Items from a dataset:
━━━

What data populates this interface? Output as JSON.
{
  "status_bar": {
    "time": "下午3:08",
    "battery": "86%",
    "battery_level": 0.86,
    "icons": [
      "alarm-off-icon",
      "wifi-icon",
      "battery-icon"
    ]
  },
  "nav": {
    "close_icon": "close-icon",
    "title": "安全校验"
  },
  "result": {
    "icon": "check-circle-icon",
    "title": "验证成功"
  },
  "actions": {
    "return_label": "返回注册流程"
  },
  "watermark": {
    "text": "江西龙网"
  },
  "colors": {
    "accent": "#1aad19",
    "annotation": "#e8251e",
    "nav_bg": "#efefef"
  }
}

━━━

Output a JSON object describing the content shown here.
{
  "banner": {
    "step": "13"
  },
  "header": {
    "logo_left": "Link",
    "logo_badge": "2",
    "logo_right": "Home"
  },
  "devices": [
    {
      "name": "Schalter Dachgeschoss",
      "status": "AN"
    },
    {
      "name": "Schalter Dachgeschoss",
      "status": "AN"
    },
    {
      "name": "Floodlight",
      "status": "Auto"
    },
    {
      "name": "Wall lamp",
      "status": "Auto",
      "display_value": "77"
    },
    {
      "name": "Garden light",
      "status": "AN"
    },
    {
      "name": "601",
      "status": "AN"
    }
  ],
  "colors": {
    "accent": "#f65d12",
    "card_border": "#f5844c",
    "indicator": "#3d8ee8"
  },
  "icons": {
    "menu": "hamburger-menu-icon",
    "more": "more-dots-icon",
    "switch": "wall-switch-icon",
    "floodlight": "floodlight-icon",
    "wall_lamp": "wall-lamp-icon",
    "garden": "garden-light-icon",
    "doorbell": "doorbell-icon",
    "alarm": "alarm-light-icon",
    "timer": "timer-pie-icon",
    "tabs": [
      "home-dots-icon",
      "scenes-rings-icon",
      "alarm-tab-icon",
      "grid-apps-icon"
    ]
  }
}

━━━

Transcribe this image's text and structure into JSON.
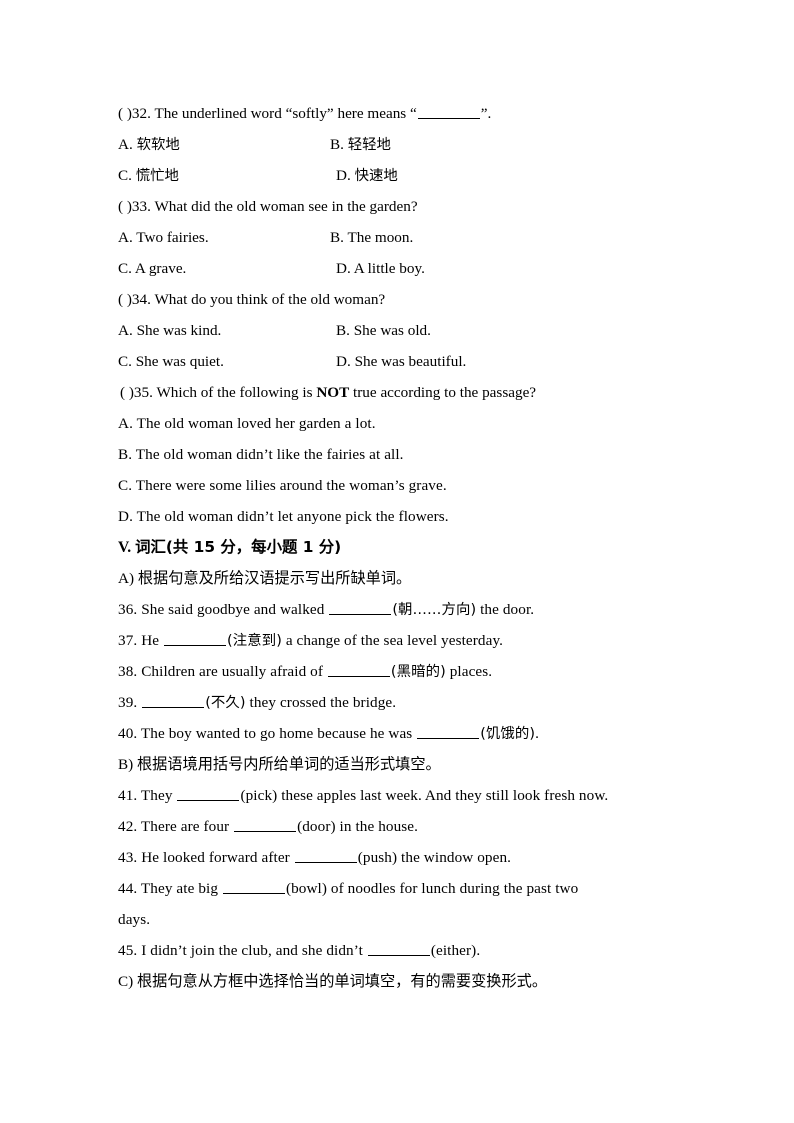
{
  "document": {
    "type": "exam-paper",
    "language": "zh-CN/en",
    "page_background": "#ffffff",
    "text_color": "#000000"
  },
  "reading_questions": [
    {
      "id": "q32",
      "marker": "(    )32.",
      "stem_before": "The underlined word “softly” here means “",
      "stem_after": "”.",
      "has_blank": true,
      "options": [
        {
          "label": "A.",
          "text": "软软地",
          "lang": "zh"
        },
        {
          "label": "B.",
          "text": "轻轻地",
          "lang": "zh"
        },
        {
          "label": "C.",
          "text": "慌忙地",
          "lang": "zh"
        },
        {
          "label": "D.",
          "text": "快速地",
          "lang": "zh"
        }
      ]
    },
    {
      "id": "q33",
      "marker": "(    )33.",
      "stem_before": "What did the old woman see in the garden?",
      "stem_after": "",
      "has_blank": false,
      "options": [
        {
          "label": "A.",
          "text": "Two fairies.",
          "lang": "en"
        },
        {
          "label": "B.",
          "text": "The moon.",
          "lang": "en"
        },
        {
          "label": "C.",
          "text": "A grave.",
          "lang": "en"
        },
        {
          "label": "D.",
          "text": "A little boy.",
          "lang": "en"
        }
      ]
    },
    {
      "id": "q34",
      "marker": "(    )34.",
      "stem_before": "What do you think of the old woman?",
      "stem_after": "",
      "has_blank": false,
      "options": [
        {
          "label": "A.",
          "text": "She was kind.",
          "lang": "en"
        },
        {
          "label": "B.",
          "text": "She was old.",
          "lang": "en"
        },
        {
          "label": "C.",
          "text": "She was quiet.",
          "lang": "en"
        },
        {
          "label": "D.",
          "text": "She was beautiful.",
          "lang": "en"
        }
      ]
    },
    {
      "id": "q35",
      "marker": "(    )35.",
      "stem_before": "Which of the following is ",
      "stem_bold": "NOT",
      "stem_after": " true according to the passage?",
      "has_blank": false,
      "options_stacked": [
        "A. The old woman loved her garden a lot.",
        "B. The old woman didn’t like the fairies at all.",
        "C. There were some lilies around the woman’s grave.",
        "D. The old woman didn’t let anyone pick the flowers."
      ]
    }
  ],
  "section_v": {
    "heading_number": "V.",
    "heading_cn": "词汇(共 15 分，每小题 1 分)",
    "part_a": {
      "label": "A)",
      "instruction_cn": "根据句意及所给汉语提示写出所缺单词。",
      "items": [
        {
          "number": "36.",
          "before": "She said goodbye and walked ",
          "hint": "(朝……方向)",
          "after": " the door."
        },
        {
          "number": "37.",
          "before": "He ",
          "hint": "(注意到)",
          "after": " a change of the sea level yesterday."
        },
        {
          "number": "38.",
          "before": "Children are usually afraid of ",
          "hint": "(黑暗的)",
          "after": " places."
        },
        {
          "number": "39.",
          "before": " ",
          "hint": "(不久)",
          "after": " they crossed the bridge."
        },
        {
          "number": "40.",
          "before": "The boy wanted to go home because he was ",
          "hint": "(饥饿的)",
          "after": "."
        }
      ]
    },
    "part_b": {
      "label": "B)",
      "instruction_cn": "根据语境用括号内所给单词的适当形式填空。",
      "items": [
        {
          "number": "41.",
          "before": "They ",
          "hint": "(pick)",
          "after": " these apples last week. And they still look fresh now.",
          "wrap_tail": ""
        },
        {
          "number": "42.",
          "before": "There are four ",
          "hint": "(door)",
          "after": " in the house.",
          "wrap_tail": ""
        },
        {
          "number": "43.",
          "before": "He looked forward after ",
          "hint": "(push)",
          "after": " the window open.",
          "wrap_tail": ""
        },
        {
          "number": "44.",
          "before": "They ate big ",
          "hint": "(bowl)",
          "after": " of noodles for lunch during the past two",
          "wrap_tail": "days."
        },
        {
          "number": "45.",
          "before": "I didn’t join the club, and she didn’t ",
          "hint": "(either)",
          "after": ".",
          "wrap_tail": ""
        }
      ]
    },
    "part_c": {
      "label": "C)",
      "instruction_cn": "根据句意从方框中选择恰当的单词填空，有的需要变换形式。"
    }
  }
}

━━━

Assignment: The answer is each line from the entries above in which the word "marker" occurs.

Result for this exercise:
      "marker": "(    )32.",
      "marker": "(    )33.",
      "marker": "(    )34.",
      "marker": "(    )35.",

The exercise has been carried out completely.